To achieve their goals of posting available projects, creating proposals to send to artists, and managing existing projects we created this dashboard to help registered property owners execute these tasks.
One of the key takeaways from our competitive analysis was that mural maps are an industry standard that help users locate murals or find more information about existing murals.
We decided to expand on that concept by providing a map of available walls to be painted, so artists can search for work by region and property owners can post projects they’d like to have done on their property.
Another key screen is the artist profile, where artists can showcase their work, broaden their exposure, and be easily found by potential employers.

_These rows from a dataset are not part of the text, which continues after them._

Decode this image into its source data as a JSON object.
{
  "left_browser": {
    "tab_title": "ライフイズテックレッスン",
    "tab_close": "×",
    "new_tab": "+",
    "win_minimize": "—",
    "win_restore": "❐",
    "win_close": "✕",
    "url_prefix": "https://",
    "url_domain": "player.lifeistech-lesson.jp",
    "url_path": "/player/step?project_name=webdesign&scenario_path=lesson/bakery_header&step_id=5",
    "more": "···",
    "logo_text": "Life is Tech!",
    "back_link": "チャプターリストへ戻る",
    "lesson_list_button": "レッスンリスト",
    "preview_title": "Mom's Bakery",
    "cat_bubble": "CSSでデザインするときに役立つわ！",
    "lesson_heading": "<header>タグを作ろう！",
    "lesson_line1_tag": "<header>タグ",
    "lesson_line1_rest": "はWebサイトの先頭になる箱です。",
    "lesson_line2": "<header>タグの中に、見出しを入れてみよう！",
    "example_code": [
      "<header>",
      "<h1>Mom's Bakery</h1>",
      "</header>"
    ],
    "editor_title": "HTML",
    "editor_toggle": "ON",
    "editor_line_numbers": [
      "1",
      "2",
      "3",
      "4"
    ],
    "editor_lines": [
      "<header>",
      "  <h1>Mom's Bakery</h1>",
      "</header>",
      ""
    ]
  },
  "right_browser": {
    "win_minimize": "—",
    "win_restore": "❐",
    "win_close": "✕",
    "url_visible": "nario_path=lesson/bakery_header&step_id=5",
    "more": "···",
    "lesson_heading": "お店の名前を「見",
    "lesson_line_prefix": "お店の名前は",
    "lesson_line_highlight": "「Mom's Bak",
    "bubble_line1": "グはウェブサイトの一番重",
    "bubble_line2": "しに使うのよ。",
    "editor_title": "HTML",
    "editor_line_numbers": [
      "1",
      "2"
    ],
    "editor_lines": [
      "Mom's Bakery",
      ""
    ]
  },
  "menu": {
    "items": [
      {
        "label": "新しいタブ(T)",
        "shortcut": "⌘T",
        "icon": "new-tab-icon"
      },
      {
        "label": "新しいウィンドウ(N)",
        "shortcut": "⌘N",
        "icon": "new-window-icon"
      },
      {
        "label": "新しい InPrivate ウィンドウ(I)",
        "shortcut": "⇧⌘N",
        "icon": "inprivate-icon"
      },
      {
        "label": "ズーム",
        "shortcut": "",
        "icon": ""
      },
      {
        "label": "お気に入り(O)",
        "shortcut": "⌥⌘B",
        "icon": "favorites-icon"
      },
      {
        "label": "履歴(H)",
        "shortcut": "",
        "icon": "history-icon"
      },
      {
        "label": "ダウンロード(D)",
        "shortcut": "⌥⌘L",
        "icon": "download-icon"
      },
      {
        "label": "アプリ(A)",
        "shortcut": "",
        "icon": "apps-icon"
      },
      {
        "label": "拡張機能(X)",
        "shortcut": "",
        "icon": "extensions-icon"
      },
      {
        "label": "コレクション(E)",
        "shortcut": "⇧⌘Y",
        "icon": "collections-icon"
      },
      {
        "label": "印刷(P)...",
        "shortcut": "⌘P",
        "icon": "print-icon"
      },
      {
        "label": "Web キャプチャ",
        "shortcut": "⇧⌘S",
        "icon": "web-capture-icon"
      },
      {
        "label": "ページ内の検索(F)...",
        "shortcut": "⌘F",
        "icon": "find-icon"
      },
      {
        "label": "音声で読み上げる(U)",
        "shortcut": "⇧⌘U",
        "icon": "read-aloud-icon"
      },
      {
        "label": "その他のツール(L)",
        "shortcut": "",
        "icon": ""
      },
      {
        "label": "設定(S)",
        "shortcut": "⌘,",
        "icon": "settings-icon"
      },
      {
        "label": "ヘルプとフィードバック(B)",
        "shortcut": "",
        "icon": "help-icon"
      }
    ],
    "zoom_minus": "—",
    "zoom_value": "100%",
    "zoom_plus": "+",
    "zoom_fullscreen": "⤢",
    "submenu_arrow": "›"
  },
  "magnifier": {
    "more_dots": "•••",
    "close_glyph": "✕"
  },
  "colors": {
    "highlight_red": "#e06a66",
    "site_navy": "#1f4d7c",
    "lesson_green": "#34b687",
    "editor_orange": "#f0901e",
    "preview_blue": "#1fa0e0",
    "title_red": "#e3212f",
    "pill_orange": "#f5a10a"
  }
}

The artist profile page also helps property owners achieve their goals of finding artists to commission.
Once we had defined all of our screens we each took ownership of a section and completed the desktop and mobile versions, pulling from our pattern library and style guide to ensure continuity of tone, UI elements, and design. This was the most exciting part of the process because we watched the website come together and take form!
Prototype & Test

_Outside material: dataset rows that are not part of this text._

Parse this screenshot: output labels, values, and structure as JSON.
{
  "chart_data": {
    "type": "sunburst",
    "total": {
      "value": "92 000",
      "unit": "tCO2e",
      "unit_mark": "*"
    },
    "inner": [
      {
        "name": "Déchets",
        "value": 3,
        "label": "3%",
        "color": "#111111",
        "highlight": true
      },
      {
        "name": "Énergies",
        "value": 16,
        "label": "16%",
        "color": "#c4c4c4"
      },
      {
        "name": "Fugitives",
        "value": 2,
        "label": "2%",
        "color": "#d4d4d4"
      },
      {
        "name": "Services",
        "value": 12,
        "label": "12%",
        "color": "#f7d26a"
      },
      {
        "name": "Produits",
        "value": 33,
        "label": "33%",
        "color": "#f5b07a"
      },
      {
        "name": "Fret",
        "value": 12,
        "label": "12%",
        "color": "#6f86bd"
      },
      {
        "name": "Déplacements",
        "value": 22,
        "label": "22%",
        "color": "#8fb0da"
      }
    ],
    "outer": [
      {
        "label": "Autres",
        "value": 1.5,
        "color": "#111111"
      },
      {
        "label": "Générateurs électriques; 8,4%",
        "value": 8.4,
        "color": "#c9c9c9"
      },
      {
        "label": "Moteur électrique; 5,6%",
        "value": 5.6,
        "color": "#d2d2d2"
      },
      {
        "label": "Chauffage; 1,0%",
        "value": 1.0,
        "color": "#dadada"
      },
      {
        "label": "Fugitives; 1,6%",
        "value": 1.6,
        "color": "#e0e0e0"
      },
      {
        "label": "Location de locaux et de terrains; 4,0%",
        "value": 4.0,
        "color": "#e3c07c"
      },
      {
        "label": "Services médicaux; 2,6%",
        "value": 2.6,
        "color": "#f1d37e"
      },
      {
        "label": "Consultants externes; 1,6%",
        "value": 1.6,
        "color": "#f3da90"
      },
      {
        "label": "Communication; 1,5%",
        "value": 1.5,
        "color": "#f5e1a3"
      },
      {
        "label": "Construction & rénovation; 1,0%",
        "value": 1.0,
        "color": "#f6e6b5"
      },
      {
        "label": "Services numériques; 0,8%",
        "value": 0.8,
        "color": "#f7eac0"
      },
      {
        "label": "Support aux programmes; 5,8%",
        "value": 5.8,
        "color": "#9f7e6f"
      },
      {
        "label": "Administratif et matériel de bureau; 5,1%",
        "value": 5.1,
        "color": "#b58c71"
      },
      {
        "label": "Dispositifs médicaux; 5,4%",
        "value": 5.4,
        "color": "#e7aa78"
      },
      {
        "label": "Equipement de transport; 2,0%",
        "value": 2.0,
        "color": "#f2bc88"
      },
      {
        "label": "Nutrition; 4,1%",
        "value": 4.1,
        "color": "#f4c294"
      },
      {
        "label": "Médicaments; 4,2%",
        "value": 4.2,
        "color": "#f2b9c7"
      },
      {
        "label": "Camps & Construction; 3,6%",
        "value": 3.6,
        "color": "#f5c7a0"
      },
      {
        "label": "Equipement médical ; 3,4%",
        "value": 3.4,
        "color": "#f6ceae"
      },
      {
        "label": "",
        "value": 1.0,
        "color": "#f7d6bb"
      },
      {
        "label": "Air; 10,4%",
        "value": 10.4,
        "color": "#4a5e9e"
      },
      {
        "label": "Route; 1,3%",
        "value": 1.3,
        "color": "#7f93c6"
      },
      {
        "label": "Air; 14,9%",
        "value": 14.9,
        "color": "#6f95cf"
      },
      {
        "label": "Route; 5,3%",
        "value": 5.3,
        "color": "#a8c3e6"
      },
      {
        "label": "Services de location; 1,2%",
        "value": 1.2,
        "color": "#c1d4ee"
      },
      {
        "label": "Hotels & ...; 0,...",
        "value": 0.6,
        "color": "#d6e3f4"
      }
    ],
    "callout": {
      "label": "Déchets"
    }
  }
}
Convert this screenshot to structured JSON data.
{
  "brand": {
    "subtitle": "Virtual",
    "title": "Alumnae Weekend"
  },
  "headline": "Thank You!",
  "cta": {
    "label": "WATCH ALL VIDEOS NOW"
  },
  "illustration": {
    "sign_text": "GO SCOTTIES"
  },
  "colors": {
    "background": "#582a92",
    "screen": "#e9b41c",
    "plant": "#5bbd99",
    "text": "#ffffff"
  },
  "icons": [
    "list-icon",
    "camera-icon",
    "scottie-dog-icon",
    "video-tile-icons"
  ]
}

Usability testing revealed a few barriers to success, which we used to iterate on the existing prototype.
of participants were frustrated by repetitive input fields on different parts of the prototype, meaning they don’t want to fill out the same information twice.
of participants struggled to find more information on the StreetSmARTs program, the path to which was by clicking a button titled, “Our Process.” Based on participant feedback, the label on this button was unclear.
of participants were successful in finding details on existing murals.
Unfortunately, 33% of those participants were confused by the page being labeled “Projects,” and only successfully found it through process of elimination. This indicates that our navigation system lacks clarity.
Aside from some minor glitches in the prototype, the largest obstacle for our participants was navigating unclear information hierarchy and UX copy that did not reflect their expectations and mental models of how the site should function.
These actionable insights were wildly helpful in creating our second iteration of the high fidelity prototype, which can be seen below.
High Fidelity Prototypes
We created a solution that we believe addresses several key pain points in in mural seekers’ and artists’ lives. The revised StreetSmARTs website takes into account real customer needs and solves them in an intuitive way that allows for two sided outreach.
User interviews were hugely helpful during the Empathize part of our process. Talking to actual muralists and business owners allowed us to either substantiate or invalidate our own assumptions that we gained while doing market research. Our pattern library allowed multiple designers to work separately in tandem, but still produce a product that looks cohesive and follows brand guidelines. In the future I plan to incorporate a pattern library into part of a larger design system for extra cohesion and brand identity when designing.
Our team functioned really well together, largely due to our constant communication and use of project management software. When any disagreements or conflict arose we intentionally put aside our own egos and made decisions based on research and data.
Going forward, we recommend more user testing to ensure that our UX copy and information hierarchy are clear, and that functions provide appropriate feedback.